WHAT TO PRODUCE: Copy the whole listing verbatim.

RECORDS TO USE:
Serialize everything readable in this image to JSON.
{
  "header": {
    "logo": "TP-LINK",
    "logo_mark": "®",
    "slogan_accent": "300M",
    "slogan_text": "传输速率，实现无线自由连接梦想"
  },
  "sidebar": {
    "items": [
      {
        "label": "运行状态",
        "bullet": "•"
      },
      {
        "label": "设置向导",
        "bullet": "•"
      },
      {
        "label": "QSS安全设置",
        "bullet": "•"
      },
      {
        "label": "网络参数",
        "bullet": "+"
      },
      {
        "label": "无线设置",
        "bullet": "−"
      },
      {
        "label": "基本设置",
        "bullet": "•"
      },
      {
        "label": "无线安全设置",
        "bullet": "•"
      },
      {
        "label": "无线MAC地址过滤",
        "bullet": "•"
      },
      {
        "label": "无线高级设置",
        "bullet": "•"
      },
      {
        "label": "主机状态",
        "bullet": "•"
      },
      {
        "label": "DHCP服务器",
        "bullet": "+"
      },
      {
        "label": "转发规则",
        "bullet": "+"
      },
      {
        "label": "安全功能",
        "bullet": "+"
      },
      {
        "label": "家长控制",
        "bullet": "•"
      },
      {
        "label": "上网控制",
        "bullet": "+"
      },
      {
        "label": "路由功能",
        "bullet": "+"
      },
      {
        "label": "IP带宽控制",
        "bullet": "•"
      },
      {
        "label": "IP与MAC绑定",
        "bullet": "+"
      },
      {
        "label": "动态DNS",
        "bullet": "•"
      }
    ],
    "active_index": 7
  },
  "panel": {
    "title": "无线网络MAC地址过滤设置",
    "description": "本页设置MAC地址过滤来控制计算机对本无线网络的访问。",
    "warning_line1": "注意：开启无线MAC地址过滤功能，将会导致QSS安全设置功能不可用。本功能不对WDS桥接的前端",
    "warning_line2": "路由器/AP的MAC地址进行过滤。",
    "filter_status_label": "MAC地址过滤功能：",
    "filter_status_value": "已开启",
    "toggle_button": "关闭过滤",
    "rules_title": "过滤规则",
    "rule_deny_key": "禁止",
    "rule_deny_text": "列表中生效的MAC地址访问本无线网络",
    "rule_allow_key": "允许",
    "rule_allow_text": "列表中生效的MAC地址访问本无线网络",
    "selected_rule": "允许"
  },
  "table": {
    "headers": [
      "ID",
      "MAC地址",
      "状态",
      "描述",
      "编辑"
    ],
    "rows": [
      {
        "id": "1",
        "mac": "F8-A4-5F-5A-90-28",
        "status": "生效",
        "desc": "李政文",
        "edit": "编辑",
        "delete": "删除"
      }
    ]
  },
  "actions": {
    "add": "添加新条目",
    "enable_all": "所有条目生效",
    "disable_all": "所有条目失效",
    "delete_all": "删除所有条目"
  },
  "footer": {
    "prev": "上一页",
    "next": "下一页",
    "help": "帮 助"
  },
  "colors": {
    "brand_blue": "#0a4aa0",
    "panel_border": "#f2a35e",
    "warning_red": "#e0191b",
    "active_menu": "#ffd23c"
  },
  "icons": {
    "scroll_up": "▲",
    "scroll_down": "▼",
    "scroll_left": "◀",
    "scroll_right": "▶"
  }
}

COMPLETED TASK:
Serialize everything readable in this image to JSON.
{
  "header": {
    "logo": "TP-LINK",
    "logo_mark": "®",
    "slogan_accent": "300M",
    "slogan_text": "传输速率，实现无线自由连接梦想"
  },
  "sidebar": {
    "items": [
      {
        "label": "运行状态",
        "bullet": "•"
      },
      {
        "label": "设置向导",
        "bullet": "•"
      },
      {
        "label": "QSS安全设置",
        "bullet": "•"
      },
      {
        "label": "网络参数",
        "bullet": "+"
      },
      {
        "label": "无线设置",
        "bullet": "−"
      },
      {
        "label": "基本设置",
        "bullet": "•"
      },
      {
        "label": "无线安全设置",
        "bullet": "•"
      },
      {
        "label": "无线MAC地址过滤",
        "bullet": "•"
      },
      {
        "label": "无线高级设置",
        "bullet": "•"
      },
      {
        "label": "主机状态",
        "bullet": "•"
      },
      {
        "label": "DHCP服务器",
        "bullet": "+"
      },
      {
        "label": "转发规则",
        "bullet": "+"
      },
      {
        "label": "安全功能",
        "bullet": "+"
      },
      {
        "label": "家长控制",
        "bullet": "•"
      },
      {
        "label": "上网控制",
        "bullet": "+"
      },
      {
        "label": "路由功能",
        "bullet": "+"
      },
      {
        "label": "IP带宽控制",
        "bullet": "•"
      },
      {
        "label": "IP与MAC绑定",
        "bullet": "+"
      },
      {
        "label": "动态DNS",
        "bullet": "•"
      }
    ],
    "active_index": 7
  },
  "panel": {
    "title": "无线网络MAC地址过滤设置",
    "description": "本页设置MAC地址过滤来控制计算机对本无线网络的访问。",
    "warning_line1": "注意：开启无线MAC地址过滤功能，将会导致QSS安全设置功能不可用。本功能不对WDS桥接的前端",
    "warning_line2": "路由器/AP的MAC地址进行过滤。",
    "filter_status_label": "MAC地址过滤功能：",
    "filter_status_value": "已开启",
    "toggle_button": "关闭过滤",
    "rules_title": "过滤规则",
    "rule_deny_key": "禁止",
    "rule_deny_text": "列表中生效的MAC地址访问本无线网络",
    "rule_allow_key": "允许",
    "rule_allow_text": "列表中生效的MAC地址访问本无线网络",
    "selected_rule": "允许"
  },
  "table": {
    "headers": [
      "ID",
      "MAC地址",
      "状态",
      "描述",
      "编辑"
    ],
    "rows": [
      {
        "id": "1",
        "mac": "F8-A4-5F-5A-90-28",
        "status": "生效",
        "desc": "李政文",
        "edit": "编辑",
        "delete": "删除"
      }
    ]
  },
  "actions": {
    "add": "添加新条目",
    "enable_all": "所有条目生效",
    "disable_all": "所有条目失效",
    "delete_all": "删除所有条目"
  },
  "footer": {
    "prev": "上一页",
    "next": "下一页",
    "help": "帮 助"
  },
  "colors": {
    "brand_blue": "#0a4aa0",
    "panel_border": "#f2a35e",
    "warning_red": "#e0191b",
    "active_menu": "#ffd23c"
  },
  "icons": {
    "scroll_up": "▲",
    "scroll_down": "▼",
    "scroll_left": "◀",
    "scroll_right": "▶"
  }
}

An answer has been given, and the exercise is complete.